Mentions: Interestingly, the sum of the normalized PMR differences for all cell lines (absolute values) varied substantially from gene promoter to gene promoter for several of the tested parameters (Fig. 3). SFRP1 exhibited significantly lower normalized PMR differences across all tested parameters than expected by chance (P = 0.017), while MGMT tended to have higher normalized PMR differences (P = 0.048; Supplementary Table S2). Moreover, for the individual experimental parameters, the normalized PMR differences per gene assay varied with a magnitude of more than five (Supplementary Table S3). In this regard, the lowest coefficient of variation (CV) was observed for ‘6 months storage in freezer’ (CV = 0.107), and the highest for ‘25% template in qMSP’ (CV = 0.587).

View Article: PubMed Central - PubMed

ABSTRACT

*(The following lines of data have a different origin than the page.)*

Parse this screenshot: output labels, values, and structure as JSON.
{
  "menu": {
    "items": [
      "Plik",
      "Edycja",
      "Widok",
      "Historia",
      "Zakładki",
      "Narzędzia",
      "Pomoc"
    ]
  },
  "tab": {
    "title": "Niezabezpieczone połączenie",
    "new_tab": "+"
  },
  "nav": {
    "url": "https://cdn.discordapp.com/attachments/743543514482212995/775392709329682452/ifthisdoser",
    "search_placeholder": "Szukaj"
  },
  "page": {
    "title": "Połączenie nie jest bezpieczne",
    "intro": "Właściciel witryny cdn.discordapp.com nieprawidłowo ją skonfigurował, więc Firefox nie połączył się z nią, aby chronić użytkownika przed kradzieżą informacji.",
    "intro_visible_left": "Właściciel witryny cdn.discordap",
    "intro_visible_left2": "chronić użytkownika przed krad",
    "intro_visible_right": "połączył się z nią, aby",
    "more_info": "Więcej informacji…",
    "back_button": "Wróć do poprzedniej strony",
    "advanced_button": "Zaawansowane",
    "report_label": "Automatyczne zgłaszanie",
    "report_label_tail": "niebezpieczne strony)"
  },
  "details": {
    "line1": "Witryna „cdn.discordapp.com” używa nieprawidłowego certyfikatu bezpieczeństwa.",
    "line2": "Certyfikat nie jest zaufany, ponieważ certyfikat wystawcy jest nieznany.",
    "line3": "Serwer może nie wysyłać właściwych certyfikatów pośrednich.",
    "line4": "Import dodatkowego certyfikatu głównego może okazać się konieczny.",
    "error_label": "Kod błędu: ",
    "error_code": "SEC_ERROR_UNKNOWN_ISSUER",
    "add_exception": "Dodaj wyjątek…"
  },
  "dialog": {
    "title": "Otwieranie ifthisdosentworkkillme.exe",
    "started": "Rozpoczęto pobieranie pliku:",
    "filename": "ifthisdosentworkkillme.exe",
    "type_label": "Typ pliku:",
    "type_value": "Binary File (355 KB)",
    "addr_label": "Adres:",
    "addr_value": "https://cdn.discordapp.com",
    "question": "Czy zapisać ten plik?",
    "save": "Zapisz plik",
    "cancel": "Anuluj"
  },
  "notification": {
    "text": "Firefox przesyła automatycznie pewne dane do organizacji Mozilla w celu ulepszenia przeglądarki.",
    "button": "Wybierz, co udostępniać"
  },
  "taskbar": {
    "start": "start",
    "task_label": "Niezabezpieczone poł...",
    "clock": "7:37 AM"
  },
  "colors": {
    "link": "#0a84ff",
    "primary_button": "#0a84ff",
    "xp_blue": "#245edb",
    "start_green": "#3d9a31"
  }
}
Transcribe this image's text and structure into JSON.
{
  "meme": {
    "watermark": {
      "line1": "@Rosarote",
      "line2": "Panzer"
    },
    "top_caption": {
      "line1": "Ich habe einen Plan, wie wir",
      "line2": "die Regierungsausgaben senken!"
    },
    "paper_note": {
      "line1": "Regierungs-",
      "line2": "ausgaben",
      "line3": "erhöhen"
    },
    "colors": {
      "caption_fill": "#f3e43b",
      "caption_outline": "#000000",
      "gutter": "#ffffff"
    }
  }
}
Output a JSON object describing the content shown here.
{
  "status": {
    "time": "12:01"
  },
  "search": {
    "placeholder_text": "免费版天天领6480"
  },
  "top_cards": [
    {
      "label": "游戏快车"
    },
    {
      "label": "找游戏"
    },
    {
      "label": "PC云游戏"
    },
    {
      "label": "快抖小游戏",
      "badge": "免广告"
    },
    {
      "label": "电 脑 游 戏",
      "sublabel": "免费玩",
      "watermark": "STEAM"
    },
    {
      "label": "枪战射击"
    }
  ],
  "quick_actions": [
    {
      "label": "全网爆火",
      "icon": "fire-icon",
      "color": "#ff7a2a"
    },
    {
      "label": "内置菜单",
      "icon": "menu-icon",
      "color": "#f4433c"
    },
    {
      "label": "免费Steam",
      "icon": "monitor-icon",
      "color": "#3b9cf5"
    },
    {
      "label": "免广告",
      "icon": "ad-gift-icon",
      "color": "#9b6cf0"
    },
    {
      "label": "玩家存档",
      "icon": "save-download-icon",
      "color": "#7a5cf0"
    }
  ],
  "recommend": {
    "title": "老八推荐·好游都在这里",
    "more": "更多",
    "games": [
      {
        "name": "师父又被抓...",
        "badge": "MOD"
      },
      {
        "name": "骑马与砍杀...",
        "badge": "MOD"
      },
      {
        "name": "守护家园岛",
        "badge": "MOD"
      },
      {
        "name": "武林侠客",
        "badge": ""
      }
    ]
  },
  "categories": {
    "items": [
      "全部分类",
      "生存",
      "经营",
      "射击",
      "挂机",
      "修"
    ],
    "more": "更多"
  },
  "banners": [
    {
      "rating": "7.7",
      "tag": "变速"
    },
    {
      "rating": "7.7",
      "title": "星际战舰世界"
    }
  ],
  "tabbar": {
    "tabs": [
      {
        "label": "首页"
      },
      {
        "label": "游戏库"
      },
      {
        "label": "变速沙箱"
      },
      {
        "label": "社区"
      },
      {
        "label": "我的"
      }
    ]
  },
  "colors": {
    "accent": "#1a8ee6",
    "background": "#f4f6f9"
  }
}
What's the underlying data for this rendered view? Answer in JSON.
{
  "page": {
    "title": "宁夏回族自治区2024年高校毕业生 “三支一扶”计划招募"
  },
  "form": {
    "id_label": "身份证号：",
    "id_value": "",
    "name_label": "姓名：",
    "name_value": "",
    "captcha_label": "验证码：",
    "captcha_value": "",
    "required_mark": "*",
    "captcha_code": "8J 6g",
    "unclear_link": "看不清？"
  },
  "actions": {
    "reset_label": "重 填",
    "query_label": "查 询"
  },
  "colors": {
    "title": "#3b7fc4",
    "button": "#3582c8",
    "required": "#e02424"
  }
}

Diverging methylation frequencies are often reported for the same locus in the same disease, underscoring the need for limiting technical variability in DNA methylation analyses. We have investigated seven likely sources of variability at different steps of bisulfite PCR-based DNA methylation analyses using a fully automated quantitative methylation-specific PCR setup of six gene promoters across 20 colon cancer cell lines. Based on >15,000 individual PCRs, all tested parameters affected the normalized percent of methylated reference (PMR) differences, with a fourfold varying magnitude. Additionally, large variations were observed across the six genes analyzed. The highest variation was seen using single-copy genes as reference for normalization, followed by different amounts of template in the PCR, different amounts of DNA in the bisulfite reaction, and storage of bisulfite converted samples. Finally, when a highly standardized pipeline was repeated, the difference in PMR value for the same assay in the same cell line was on average limited to five (on a 0–100 scale). In conclusion, a standardized pipeline is essential for consistent methylation results, where parameters are kept constant for all samples. Nevertheless, a certain level of variation in methylation values must be expected, underscoring the need for careful interpretation of data.

No MeSH data available.